__Task instructions__: Check each line of the data for "price", and copy the ones that have it.

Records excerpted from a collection
-=-=-=-=-
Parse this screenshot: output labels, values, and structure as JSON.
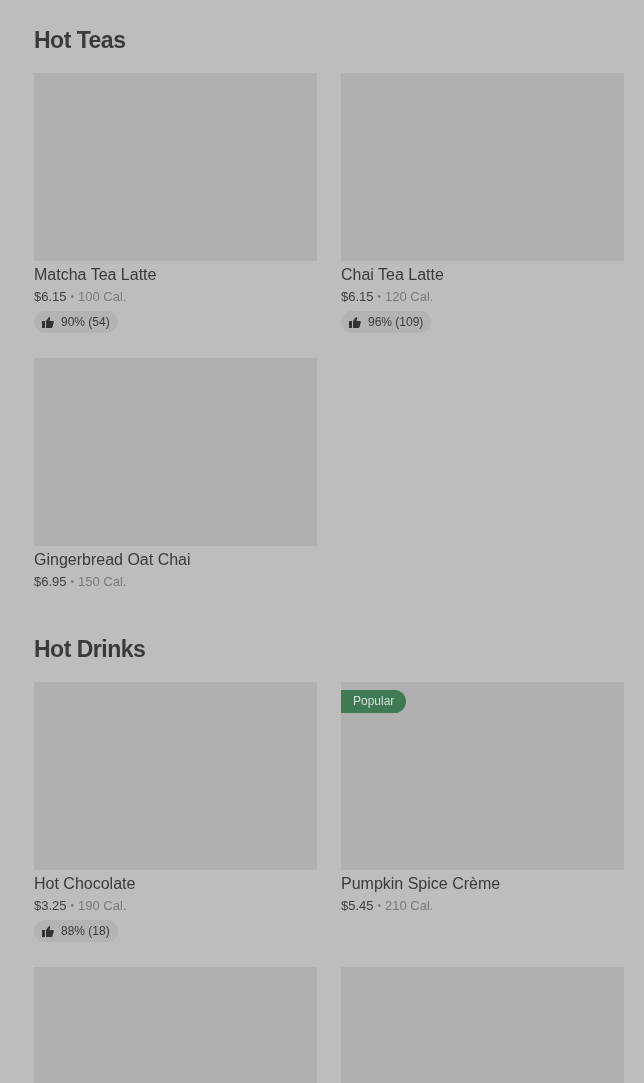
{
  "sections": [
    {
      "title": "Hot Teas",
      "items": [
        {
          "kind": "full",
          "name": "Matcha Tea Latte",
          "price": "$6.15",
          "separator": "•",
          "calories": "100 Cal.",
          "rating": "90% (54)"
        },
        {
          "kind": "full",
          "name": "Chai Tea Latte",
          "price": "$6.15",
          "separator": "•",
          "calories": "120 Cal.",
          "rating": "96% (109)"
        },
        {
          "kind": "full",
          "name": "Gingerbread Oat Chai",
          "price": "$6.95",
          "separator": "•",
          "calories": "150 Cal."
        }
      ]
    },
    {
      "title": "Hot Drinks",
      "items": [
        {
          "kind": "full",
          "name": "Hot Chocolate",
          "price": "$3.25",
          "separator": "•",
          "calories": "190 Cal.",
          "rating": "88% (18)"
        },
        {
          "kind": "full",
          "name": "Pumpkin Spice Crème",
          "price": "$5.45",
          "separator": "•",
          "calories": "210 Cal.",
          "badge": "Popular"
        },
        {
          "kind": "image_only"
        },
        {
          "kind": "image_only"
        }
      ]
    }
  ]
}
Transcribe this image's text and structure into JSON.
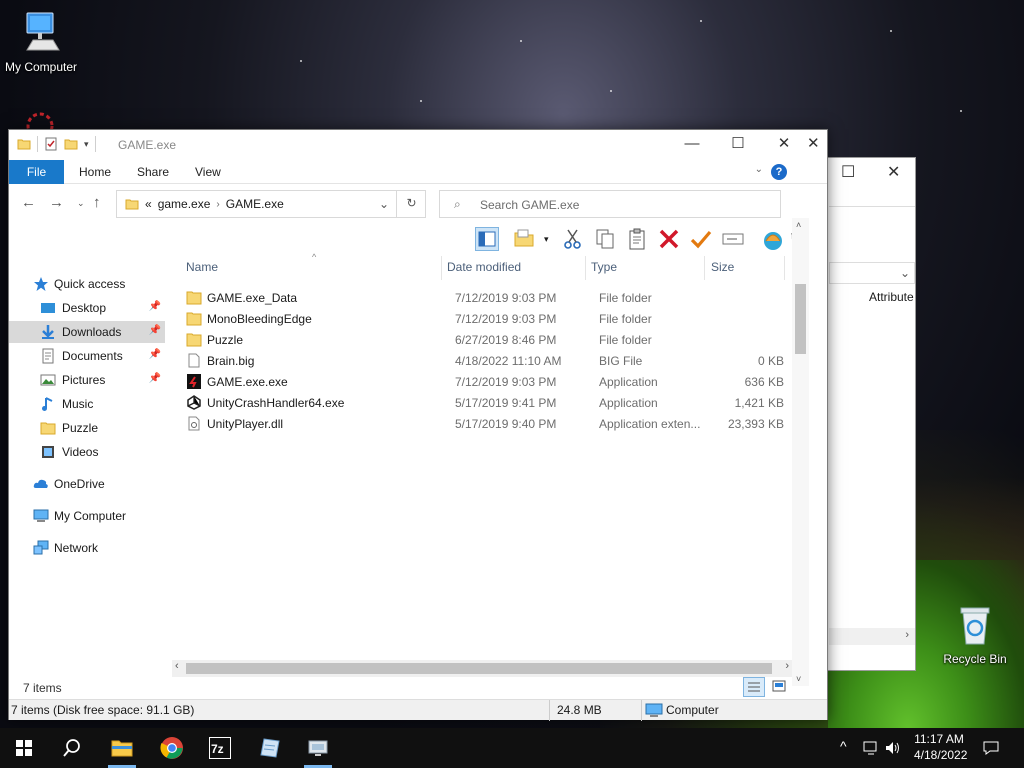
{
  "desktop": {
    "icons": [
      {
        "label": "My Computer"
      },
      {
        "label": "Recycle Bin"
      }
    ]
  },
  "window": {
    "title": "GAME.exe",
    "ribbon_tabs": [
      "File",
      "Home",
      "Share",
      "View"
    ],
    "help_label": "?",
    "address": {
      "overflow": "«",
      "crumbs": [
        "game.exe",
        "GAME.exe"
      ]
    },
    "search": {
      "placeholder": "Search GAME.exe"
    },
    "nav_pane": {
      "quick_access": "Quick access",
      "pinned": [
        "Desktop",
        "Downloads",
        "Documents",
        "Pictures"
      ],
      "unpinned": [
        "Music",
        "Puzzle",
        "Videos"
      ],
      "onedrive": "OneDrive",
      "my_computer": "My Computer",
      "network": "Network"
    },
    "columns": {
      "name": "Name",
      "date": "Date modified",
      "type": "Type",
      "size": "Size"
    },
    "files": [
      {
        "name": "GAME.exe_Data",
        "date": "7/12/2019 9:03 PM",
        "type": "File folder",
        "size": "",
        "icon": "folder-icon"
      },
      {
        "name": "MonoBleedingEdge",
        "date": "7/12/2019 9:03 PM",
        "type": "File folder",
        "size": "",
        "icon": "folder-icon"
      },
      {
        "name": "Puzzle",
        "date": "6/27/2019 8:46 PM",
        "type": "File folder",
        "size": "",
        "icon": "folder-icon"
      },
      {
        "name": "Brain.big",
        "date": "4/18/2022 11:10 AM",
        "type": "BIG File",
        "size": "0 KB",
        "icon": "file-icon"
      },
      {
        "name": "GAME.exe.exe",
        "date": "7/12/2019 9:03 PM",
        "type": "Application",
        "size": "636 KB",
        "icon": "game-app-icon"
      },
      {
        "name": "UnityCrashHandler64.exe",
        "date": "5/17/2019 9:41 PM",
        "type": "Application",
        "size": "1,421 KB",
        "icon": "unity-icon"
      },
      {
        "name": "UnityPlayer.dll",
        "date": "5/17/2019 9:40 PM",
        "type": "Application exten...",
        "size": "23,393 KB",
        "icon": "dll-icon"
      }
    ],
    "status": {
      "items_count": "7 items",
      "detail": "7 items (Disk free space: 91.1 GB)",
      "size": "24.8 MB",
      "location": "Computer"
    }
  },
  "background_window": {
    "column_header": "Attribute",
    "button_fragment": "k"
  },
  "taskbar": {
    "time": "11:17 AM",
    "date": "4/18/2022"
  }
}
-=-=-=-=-
__Expected output__:
          "price": "$6.15",
          "price": "$6.15",
          "price": "$6.95",
          "price": "$3.25",
          "price": "$5.45",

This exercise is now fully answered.